So I'm really excited because Liam just started the Island biogeography lectures, something I've been looking forward to since the beginning of class. I feel lucky that I work at a place where I get a chance to interact with people who know these concepts. Over the past 5 years I've done a few projects at Santa Cruz Island - a change detection analysis, some cartography, and database design for the pig eradication project.
The topic that has dominated Santa Cruz Island is the Island Fox. I've been so caught up in the drama of the pig eradication that I always took the natural history for granted. And when Liam mentioned that Lori blogged about the foxes I was compelled to do my own research.
Google scholar searches showed the consensus to be that the grey fox rafted to the northern Channel Islands (NCI), probably during a storm event. But it seems crazy, what did they eat? Apparently they are omnivorous and will eat berries as well as mice. The populations of the southern Channel Islands were brought by the Chumash people as they were far more isolated.

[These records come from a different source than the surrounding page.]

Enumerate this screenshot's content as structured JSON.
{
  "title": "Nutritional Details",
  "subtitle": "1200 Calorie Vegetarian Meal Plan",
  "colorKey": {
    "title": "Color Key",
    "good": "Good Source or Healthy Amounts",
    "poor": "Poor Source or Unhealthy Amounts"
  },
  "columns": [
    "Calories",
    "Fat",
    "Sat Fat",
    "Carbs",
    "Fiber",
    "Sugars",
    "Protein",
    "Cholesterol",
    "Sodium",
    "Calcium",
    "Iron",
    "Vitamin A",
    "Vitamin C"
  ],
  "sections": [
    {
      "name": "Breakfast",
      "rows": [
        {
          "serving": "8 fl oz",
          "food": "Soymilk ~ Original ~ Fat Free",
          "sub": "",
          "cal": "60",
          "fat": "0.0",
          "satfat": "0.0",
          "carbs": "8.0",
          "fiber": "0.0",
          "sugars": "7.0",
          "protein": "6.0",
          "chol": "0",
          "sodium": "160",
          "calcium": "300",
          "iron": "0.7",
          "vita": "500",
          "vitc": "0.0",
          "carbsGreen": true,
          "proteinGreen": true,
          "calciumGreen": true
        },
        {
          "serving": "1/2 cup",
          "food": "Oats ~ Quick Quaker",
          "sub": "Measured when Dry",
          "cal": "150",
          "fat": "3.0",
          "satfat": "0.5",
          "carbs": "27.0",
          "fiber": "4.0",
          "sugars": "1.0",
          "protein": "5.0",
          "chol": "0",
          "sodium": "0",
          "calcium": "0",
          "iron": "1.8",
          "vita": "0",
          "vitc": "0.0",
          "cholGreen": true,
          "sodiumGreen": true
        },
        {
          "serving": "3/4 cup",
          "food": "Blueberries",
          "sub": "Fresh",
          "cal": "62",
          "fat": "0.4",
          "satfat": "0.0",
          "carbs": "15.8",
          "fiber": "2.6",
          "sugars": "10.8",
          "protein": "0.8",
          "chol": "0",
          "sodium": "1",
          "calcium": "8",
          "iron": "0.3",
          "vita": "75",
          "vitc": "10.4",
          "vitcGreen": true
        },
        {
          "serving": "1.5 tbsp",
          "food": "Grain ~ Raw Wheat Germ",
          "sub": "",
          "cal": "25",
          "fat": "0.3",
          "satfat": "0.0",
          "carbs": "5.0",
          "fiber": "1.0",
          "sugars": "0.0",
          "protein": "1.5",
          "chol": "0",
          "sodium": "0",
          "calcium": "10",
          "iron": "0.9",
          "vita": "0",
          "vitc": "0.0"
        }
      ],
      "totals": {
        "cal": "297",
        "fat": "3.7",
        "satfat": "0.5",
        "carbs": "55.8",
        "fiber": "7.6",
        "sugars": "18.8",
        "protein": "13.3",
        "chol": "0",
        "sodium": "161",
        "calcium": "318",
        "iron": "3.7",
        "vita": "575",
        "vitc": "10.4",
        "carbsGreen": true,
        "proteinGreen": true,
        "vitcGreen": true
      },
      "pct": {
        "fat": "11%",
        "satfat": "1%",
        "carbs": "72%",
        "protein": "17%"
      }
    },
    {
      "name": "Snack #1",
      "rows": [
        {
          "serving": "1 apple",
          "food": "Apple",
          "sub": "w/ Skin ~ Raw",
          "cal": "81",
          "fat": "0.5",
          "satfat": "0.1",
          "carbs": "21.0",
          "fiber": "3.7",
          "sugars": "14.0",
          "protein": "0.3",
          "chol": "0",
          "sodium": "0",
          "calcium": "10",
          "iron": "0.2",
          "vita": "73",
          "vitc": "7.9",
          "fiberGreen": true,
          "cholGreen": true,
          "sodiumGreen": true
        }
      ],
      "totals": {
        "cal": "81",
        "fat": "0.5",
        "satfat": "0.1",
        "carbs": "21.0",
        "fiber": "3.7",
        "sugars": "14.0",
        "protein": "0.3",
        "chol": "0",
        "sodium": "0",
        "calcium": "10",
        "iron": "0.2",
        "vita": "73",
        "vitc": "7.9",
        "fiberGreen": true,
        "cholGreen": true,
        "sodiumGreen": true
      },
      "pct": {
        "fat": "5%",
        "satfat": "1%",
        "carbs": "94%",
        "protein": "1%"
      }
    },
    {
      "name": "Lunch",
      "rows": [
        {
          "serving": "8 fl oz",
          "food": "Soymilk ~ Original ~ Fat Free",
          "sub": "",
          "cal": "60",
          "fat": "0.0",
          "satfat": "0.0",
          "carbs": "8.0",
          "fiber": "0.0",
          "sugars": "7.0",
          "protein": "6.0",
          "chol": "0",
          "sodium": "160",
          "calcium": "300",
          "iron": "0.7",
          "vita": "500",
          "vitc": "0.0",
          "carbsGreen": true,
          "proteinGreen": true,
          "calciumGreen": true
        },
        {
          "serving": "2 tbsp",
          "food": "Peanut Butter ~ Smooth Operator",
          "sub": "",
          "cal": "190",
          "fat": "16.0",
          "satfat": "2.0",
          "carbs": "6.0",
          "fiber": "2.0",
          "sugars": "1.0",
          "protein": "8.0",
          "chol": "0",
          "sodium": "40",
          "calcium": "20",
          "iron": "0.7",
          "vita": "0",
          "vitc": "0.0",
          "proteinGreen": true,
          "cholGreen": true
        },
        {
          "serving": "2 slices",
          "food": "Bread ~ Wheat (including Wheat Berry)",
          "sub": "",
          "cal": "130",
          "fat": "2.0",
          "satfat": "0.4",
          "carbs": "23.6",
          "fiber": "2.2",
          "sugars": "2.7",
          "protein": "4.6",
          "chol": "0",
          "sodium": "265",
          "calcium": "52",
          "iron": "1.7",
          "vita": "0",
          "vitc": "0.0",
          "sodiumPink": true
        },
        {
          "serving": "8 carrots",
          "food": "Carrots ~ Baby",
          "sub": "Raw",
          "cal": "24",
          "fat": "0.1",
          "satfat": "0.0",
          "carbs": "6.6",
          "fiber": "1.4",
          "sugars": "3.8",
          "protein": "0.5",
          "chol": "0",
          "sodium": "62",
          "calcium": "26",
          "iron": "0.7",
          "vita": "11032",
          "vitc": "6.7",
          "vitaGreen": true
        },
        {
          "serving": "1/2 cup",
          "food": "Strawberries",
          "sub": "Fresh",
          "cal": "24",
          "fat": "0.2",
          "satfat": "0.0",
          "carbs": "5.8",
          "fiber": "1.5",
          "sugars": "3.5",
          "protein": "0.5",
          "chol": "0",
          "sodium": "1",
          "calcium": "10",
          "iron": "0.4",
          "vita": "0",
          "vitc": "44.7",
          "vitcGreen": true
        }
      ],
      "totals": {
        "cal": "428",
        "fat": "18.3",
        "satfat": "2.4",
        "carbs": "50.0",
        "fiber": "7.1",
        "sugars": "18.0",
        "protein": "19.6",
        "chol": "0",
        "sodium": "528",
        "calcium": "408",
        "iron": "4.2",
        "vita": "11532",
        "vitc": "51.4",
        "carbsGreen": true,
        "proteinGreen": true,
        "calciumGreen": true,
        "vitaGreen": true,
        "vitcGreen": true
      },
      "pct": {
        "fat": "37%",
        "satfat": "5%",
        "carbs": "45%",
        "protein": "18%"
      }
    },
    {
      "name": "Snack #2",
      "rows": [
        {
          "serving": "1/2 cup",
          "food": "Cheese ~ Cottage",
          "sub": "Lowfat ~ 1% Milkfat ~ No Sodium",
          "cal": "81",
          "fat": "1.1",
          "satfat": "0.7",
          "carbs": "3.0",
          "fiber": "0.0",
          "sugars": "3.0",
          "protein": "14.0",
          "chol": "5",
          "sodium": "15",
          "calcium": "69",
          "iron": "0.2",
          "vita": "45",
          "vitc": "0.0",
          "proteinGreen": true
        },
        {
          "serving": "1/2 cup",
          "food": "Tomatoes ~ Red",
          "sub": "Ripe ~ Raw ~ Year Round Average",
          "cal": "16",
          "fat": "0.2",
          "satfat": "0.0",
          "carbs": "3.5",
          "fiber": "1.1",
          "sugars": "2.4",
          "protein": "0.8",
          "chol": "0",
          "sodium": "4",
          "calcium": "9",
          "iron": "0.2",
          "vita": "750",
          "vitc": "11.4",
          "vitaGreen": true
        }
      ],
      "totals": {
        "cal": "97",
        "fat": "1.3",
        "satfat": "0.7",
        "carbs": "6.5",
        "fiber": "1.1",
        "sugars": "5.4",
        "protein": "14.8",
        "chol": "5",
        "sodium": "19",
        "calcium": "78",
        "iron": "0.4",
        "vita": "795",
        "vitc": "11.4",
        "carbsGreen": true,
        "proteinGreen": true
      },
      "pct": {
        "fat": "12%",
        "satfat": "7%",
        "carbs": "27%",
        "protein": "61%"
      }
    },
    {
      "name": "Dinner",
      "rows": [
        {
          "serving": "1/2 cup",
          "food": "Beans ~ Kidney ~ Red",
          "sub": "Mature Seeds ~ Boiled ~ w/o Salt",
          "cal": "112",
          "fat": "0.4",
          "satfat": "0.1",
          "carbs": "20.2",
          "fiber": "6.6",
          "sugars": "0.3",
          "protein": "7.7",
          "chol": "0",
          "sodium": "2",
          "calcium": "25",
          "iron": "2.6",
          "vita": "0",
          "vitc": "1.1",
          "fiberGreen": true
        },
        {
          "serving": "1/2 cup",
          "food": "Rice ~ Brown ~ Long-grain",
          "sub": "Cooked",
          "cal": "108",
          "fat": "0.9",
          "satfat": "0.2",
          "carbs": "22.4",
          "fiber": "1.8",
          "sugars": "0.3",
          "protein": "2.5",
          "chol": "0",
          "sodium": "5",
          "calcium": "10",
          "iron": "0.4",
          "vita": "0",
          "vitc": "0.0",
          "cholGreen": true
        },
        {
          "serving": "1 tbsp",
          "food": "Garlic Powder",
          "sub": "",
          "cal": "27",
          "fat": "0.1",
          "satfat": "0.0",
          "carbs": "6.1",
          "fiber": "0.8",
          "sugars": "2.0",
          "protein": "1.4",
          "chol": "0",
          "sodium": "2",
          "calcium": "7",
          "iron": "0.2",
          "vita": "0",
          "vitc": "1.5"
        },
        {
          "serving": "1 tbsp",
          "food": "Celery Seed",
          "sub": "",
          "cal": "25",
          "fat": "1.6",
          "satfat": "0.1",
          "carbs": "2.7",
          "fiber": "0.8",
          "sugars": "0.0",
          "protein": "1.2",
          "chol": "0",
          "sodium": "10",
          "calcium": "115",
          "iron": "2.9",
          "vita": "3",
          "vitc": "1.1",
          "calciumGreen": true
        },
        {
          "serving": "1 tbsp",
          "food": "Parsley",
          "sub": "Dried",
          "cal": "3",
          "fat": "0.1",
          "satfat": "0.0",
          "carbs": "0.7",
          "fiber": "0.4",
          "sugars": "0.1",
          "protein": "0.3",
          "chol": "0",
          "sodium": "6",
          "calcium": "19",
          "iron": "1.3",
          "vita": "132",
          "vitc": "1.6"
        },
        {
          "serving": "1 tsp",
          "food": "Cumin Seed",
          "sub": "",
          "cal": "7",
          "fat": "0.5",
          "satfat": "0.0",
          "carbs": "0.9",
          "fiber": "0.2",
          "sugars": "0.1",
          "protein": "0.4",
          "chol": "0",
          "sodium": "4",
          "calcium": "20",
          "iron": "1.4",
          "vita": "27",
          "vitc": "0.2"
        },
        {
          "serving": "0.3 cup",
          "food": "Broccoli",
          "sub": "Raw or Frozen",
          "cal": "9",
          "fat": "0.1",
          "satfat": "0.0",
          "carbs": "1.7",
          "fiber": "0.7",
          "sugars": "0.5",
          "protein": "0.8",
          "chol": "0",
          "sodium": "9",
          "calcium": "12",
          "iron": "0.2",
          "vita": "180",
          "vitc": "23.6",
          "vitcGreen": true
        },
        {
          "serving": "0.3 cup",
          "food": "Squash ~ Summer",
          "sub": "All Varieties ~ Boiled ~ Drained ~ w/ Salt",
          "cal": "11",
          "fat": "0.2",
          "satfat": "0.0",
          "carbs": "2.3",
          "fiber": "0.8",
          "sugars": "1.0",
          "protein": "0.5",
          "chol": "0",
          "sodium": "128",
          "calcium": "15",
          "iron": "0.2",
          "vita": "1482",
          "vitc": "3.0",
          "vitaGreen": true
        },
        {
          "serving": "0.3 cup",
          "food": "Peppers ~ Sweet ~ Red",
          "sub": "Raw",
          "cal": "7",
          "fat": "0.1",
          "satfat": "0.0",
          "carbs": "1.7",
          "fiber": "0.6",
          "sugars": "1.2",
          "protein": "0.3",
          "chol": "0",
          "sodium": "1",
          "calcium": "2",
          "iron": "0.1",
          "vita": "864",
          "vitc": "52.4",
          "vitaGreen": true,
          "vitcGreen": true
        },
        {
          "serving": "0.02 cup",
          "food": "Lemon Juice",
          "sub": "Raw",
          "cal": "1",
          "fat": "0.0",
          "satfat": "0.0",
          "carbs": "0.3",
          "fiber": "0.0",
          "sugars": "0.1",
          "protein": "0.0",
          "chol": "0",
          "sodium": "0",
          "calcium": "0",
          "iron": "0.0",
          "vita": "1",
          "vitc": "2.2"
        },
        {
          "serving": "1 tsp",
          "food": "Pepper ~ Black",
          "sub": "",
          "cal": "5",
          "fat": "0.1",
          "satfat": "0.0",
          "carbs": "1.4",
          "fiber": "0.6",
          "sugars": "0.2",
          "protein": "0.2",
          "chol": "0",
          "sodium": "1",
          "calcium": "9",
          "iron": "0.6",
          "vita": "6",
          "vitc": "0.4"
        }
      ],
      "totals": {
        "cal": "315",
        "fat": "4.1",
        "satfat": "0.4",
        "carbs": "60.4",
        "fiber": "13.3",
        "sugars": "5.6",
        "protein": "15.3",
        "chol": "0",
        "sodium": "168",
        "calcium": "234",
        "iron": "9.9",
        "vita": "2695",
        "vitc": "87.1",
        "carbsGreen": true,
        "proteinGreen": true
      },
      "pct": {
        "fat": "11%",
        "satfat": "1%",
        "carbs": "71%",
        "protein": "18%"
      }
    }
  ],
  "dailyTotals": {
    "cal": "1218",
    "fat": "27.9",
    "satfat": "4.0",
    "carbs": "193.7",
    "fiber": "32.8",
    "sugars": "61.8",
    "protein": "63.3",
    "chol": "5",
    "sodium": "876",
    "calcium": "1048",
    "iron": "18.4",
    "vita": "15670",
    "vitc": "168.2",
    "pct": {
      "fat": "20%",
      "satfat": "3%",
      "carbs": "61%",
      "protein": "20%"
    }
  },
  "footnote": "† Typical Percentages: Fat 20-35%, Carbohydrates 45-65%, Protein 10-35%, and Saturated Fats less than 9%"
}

Fox fossil remains at Santa Rosa Island date to 10,400-16,000 years ago and during that time (the end of the Pleistocene) sea level was much lower connecting all the NCI's into one large island called Santarosae. We learned in class that sea level was about 100m lower on average. So I took my research one step further by doing a quick GIS analysis using a digital elevation model. I wanted to see how far these foxes had to raft in these conditions. I colored up the DEM so that the 0-100m contour highlighted the ancient shoreline (map above). As it turns out they would only have to raft 7 miles from the mouth of the Santa Clara River. This seems more plausible than the idea that the slender salamander came down from the north coast on a redwood tree....but that's a whole other entry.